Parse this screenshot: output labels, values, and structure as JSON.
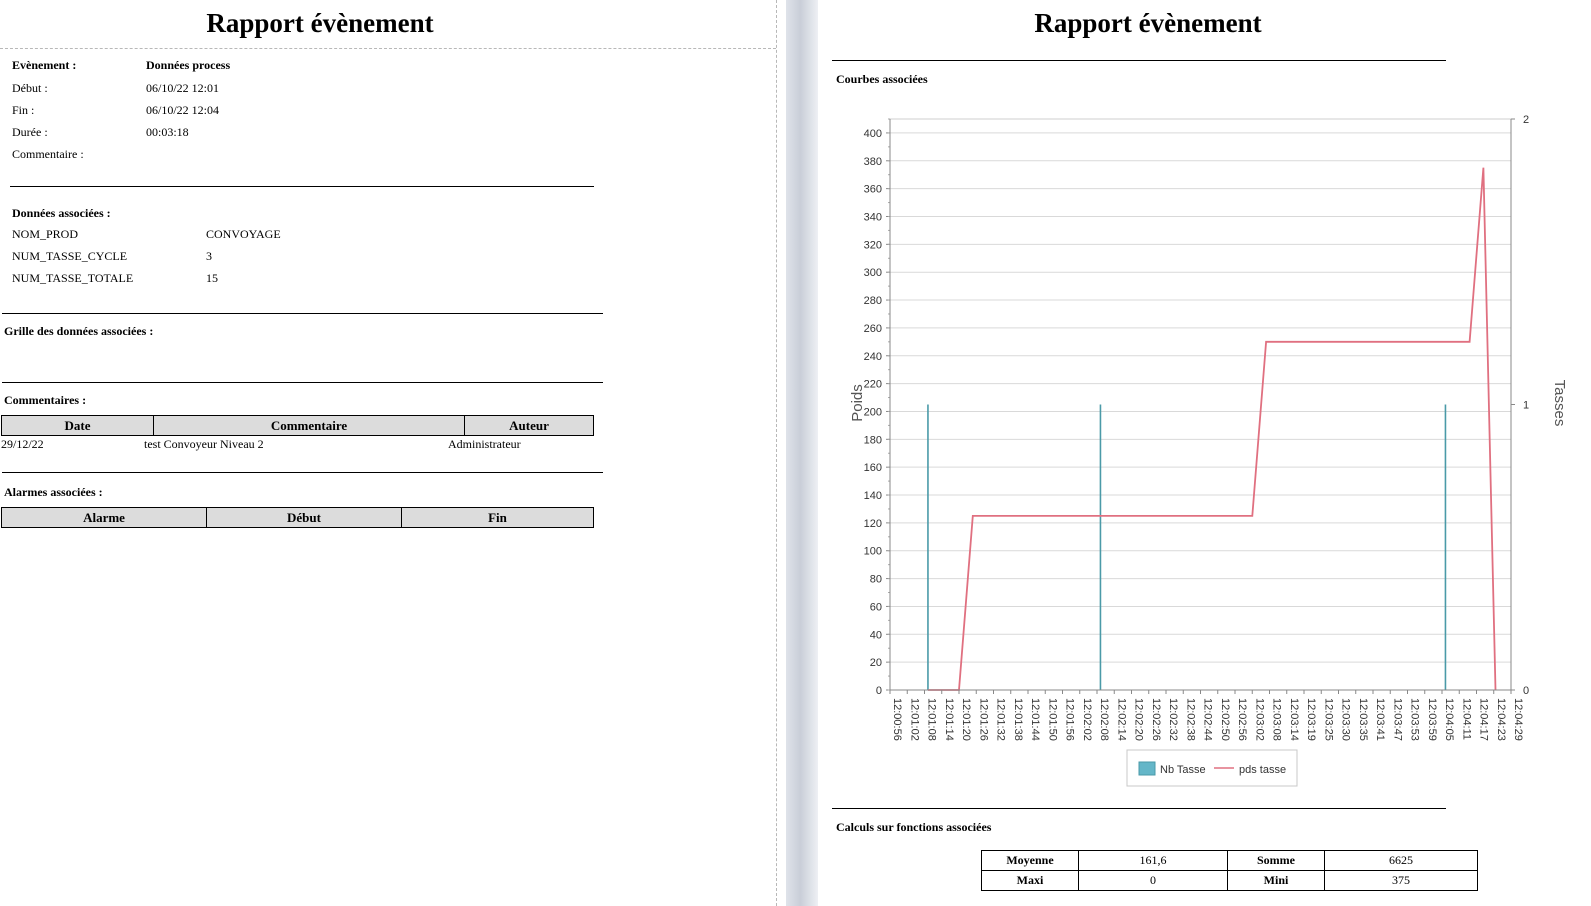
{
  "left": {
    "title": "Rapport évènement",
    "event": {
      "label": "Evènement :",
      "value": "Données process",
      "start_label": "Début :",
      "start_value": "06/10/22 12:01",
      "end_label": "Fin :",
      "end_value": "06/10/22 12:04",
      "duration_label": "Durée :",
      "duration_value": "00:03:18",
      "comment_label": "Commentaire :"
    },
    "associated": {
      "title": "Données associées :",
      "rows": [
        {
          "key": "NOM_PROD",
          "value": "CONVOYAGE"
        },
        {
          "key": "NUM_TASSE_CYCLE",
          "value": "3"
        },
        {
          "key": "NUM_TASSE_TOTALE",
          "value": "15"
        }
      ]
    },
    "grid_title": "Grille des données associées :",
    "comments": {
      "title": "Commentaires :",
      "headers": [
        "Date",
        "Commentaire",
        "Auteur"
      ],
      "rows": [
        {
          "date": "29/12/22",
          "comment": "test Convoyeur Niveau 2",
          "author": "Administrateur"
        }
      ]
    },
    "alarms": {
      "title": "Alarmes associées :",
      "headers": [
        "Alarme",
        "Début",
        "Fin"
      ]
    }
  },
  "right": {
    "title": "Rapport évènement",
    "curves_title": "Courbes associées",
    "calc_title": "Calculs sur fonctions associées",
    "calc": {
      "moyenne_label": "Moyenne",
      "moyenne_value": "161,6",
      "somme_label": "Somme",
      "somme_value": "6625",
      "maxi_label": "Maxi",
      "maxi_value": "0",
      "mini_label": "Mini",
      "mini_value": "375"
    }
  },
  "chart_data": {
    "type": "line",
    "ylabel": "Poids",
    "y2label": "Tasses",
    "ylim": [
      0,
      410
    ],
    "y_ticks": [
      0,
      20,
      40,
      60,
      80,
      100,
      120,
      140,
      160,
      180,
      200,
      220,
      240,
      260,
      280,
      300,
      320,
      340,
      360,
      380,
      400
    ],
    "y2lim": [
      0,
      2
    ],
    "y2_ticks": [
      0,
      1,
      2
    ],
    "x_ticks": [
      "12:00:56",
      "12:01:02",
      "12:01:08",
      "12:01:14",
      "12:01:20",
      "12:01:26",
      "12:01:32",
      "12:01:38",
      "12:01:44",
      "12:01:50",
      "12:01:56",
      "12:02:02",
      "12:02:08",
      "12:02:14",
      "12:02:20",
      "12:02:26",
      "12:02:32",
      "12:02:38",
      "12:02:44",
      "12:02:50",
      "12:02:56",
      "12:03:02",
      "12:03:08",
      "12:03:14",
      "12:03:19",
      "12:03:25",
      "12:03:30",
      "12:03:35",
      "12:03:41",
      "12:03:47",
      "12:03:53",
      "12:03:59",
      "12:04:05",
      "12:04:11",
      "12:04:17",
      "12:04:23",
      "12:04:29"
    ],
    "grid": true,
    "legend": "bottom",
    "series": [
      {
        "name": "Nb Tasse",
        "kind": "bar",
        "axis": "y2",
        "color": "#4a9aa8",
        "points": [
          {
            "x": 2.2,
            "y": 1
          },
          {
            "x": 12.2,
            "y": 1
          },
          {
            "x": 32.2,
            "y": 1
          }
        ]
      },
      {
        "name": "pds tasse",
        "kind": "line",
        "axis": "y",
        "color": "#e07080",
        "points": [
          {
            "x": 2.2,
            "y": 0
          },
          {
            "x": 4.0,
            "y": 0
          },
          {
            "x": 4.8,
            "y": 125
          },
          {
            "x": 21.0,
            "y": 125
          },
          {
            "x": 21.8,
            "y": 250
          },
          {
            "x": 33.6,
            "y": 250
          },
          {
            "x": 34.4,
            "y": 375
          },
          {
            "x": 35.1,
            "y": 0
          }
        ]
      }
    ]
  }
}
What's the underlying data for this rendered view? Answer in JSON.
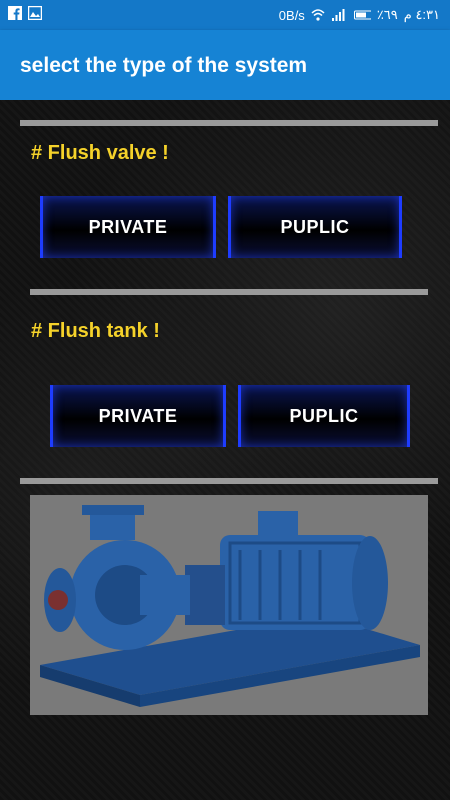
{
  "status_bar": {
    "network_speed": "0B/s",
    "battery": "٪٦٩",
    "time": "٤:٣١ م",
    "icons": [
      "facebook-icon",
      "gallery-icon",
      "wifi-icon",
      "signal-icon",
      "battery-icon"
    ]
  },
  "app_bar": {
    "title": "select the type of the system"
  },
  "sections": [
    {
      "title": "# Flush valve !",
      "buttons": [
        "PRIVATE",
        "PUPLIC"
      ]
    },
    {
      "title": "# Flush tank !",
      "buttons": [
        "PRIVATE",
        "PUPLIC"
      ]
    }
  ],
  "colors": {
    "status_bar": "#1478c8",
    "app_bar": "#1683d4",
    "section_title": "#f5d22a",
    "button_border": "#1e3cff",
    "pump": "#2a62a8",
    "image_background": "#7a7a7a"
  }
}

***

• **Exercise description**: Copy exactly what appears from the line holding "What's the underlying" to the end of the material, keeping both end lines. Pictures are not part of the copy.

• **Your response**:
What's the underlying data for this rendered view? Answer in JSON.
{
  "status_bar": {
    "network_speed": "0B/s",
    "battery": "٪٦٩",
    "time": "٤:٣١ م",
    "icons": [
      "facebook-icon",
      "gallery-icon",
      "wifi-icon",
      "signal-icon",
      "battery-icon"
    ]
  },
  "app_bar": {
    "title": "select the type of the system"
  },
  "sections": [
    {
      "title": "# Flush valve !",
      "buttons": [
        "PRIVATE",
        "PUPLIC"
      ]
    },
    {
      "title": "# Flush tank !",
      "buttons": [
        "PRIVATE",
        "PUPLIC"
      ]
    }
  ],
  "colors": {
    "status_bar": "#1478c8",
    "app_bar": "#1683d4",
    "section_title": "#f5d22a",
    "button_border": "#1e3cff",
    "pump": "#2a62a8",
    "image_background": "#7a7a7a"
  }
}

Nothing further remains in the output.